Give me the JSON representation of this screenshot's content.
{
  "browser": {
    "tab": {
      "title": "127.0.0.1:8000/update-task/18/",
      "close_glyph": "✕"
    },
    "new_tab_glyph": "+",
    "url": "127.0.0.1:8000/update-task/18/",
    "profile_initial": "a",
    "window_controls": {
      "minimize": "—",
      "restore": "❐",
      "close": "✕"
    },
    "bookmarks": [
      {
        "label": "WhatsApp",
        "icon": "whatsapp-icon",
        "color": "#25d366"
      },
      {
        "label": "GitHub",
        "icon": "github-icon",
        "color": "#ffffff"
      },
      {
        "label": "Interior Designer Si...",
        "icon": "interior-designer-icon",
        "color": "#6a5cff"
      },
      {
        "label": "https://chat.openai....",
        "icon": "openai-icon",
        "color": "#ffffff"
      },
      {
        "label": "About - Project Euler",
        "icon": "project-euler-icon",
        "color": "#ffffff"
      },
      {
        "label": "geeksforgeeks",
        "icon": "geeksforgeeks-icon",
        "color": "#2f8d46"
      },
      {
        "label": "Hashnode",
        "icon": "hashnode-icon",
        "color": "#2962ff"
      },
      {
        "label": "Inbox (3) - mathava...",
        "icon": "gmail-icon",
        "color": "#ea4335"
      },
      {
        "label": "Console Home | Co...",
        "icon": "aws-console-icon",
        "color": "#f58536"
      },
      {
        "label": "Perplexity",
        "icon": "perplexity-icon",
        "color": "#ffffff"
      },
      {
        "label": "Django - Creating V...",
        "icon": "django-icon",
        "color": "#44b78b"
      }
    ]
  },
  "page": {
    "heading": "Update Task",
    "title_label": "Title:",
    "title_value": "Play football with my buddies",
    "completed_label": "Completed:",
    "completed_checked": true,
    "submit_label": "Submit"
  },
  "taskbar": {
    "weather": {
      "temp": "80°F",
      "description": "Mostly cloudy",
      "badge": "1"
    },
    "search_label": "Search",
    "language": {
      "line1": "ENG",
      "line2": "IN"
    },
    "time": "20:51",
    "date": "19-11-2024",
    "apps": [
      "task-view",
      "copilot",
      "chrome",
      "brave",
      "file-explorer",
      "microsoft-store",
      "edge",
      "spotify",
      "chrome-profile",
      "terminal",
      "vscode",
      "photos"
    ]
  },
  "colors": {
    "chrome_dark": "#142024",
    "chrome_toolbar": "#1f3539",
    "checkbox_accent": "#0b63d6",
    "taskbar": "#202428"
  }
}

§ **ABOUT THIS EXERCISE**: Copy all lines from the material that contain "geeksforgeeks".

§ **EXERCISE OUTPUT**:
        "label": "geeksforgeeks",
        "icon": "geeksforgeeks-icon",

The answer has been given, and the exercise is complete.